Empower Announces Community Energy Efficiency Grants

green|spaces is excited to partner with the City of Chattanooga Department of Economic & Community Development to expand the work of their Empower Chattanooga program. Over the past two years, the organization has provide educational classes to over 1000 renters and homeowners teaching simple low and no cost ways to lower their utility bills. 

This Spring, the Empower program will fund 12 community projects up $1000 each to help residents implement community energy efficiency ideas. “Residents have amazing ideas on ways they can help solve the issue of high utility bills in their neighborhoods," stated Sam Fulbright, Empower Coordinator. "The idea of the grant program was inspired by “Project Porch Light”. A resident in the Highland Park neighborhood wanted to reduce crime activity and thought that by giving people a free LED light bulb, they would be able to keep their porch light on all night with adding just $1 annually to their utility bill.” The residents went door to door to hand out the light bulbs while also giving out information on other low cost energy efficiency tips and upcoming Empower workshops. To date over 125 residents have signed up to participate in Project Porch Light with a second round planned for this Spring.

Grant applications will open March 6th and will be due April 10th, 5pm. Applicants must reside in the 37406, 37404, 37407 and 37410 zip codes and can be an individual or part of a neighborhood association. Grant winners will be announced at the end of April at the Jen Lewin “The Pool” art installations. Those selected will be connected with a mentor from EPB and additional resources to help them complete their project by November 2017. 

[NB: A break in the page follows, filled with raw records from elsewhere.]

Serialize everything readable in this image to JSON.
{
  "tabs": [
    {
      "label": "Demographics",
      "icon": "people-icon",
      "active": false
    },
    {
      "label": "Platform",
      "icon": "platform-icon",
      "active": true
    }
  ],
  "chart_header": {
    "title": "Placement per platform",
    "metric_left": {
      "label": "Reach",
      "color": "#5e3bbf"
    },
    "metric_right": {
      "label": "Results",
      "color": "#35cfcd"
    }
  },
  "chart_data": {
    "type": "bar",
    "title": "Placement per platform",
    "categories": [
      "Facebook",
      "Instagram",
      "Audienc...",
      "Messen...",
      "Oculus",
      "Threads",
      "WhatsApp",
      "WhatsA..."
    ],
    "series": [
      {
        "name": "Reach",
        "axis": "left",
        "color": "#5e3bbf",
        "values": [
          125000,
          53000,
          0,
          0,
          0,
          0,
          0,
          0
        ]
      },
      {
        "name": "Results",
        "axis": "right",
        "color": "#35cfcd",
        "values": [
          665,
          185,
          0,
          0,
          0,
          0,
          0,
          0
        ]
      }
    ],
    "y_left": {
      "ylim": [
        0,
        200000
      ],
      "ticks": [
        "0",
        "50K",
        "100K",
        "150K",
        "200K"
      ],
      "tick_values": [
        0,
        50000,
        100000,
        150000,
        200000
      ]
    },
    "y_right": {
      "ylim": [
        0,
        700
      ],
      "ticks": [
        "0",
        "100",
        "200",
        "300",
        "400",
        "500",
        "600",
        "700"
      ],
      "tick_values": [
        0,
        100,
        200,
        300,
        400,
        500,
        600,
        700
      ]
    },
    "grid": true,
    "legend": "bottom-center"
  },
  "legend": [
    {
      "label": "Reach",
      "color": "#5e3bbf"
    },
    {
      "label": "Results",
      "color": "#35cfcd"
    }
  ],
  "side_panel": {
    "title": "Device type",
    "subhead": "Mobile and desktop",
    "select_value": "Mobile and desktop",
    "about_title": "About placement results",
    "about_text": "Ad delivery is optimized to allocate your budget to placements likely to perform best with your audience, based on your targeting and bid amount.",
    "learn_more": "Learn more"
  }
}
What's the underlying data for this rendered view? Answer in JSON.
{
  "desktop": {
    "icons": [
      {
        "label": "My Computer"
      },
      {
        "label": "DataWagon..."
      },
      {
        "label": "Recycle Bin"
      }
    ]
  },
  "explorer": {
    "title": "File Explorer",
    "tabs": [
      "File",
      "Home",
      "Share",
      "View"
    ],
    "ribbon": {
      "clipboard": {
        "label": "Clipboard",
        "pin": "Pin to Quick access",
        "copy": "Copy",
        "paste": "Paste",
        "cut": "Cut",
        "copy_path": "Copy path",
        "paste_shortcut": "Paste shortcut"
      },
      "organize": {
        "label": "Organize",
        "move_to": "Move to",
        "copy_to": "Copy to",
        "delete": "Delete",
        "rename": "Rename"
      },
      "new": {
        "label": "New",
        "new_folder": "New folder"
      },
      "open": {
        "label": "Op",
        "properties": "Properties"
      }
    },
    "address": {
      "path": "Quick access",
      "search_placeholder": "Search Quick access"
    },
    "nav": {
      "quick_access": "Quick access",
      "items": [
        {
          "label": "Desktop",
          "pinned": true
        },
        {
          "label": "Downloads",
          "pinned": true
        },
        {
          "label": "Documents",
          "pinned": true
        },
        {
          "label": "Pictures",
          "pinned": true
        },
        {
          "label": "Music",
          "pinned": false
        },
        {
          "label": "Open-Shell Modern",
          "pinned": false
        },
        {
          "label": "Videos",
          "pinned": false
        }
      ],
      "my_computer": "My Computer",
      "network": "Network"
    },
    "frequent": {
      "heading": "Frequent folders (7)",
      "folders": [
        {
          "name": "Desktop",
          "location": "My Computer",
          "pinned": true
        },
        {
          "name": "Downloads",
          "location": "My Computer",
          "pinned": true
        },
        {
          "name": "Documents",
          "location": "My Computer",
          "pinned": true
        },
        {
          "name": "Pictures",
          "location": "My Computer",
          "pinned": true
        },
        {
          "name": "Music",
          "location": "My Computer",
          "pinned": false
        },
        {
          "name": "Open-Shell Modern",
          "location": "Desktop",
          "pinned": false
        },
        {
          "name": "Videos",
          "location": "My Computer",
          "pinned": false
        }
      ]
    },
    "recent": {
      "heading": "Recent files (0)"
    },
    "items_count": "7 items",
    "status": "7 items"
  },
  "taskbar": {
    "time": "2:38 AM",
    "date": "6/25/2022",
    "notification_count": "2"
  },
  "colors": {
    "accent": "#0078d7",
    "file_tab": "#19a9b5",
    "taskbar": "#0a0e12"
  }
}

Download Grant Application

Judging Criteria:

Applications will be based on the following criteria:

  • How well does the project educate or achieve energy efficiency?
  • How many people will be impacted by the project?
  • Can the project be replicated in other neighborhoods?
  • Does this project address any other community issues ie safety, blight, health? 


Project Timeline:

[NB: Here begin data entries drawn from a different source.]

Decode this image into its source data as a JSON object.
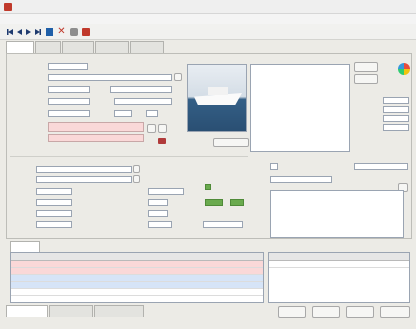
{
  "window": {
    "title": ""
  },
  "menu": [
    {
      "label": ""
    },
    {
      "label": ""
    }
  ],
  "tabs": [
    {
      "label": ""
    },
    {
      "label": ""
    },
    {
      "label": ""
    },
    {
      "label": ""
    },
    {
      "label": ""
    }
  ],
  "photo_buttons": [
    {
      "label": ""
    },
    {
      "label": ""
    }
  ],
  "image_button": {
    "label": ""
  },
  "engine_tabs": [
    {
      "label": ""
    }
  ],
  "footer_tabs": [
    {
      "label": ""
    },
    {
      "label": ""
    },
    {
      "label": ""
    }
  ],
  "footer_buttons": [
    {
      "label": ""
    },
    {
      "label": ""
    },
    {
      "label": ""
    },
    {
      "label": ""
    }
  ],
  "colors": {
    "row_highlight": "#fad8d8",
    "row_selected": "#d6e4f7",
    "accent_green": "#6aaa4e",
    "title_red": "#c0392b"
  }
}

  • March 6, 2017 – Grant Applications Open
  • April 10, 2017 – Grant Applications Close
  • April 21, 2017 – 37406 Zip Code Winners Announced at The Pool Exhibit Opening at old Harriet Tubman Site
  • April 25, 2017 – 37404 Zip Code Winners Announced at The Pool Exhibit Opening
  • Opening at Highland Park Commons
  • April 28, 2017 – 37407 & 37410 Zip Code Winners Announced at The Pool Exhibit     Opening at East Lake Park
  • May 1, 2017 – Winners Matched with EPB Mentor
  • November 1, 2017 – All Projects must be complete

Buyers Guide to LED Lights


We all know turning off the lights is one of the easiest ways to save money on energy bills. Most people likely grew up with their parents and grandparents frequently telling them to turn off the lights. Turning off the lights is an important savings step. Replacing incandescent light bulbs with high efficiency LED bulbs is a great way to take that savings even further. Lighting attributes about 12% of the monthly utility bill at home. Switching to LED lights can take that 12% down to 2-4% of your overall utility bill. 


LED's are more expensive than their CFL or incandescent bulbs. The average bulb cost between $2-$12. Some silver lining is the prices on LED's have dropped 94% since 2008, and while the upfront costs may be a bit higher than LED's the life span more than makes up for the higher initial cost. The average LED bulb last 25,000 hours, between 20-25 years, compared to 1,000 hours, 1-1.5 years, for the average incandescent bulb. 


Switching your home over to LED's saves an average of $180 per year. The average home has 45 light fixtures. An incandescent bulb costs around $5 to operate each year compared to $1 for an LED. That pencils out to $225 for incandescent lighting each year vs. $45 each year for LEDs

Buying Tips

Shop smart! LED bulbs come in a wide range of prices so it can be easy to over pay for bulbs. Know what wattage equivalency you need to be replacing most lamps and overhead lights run a 60 watt bulb, so look for a 60 watt equivalent bulb. Most stores offer packs of 4, 6, or 8 bulbs that are typically a lower cost per bulb. 

Want to learn even more about saving money on your utility bill? Join us at one of our free basic energy workshops! 

Brrr.... Cold temperatures bring high energy bills.

When temperatures drop energy bills rise. In Chattanooga's winter months homes of East Chattanooga, East Lake, Alton Park, and Highland Park/Ridgedale use an average of 43% more electricity per square foot than the average Chattanooga home. With winter upon us it's important to pay extra attention to energy use. Take a look at the tips below to get started on saving. 

Don't let the cold cause an unexpected jump in bills for you. Learn more ways you can save on your home energy bill. Make sure to mark your calendar for an upcoming free basic energy workshop to learn all the basics to saving on your utility bills. Participants receive a free energy efficiency kit with all the tools necessary to get started.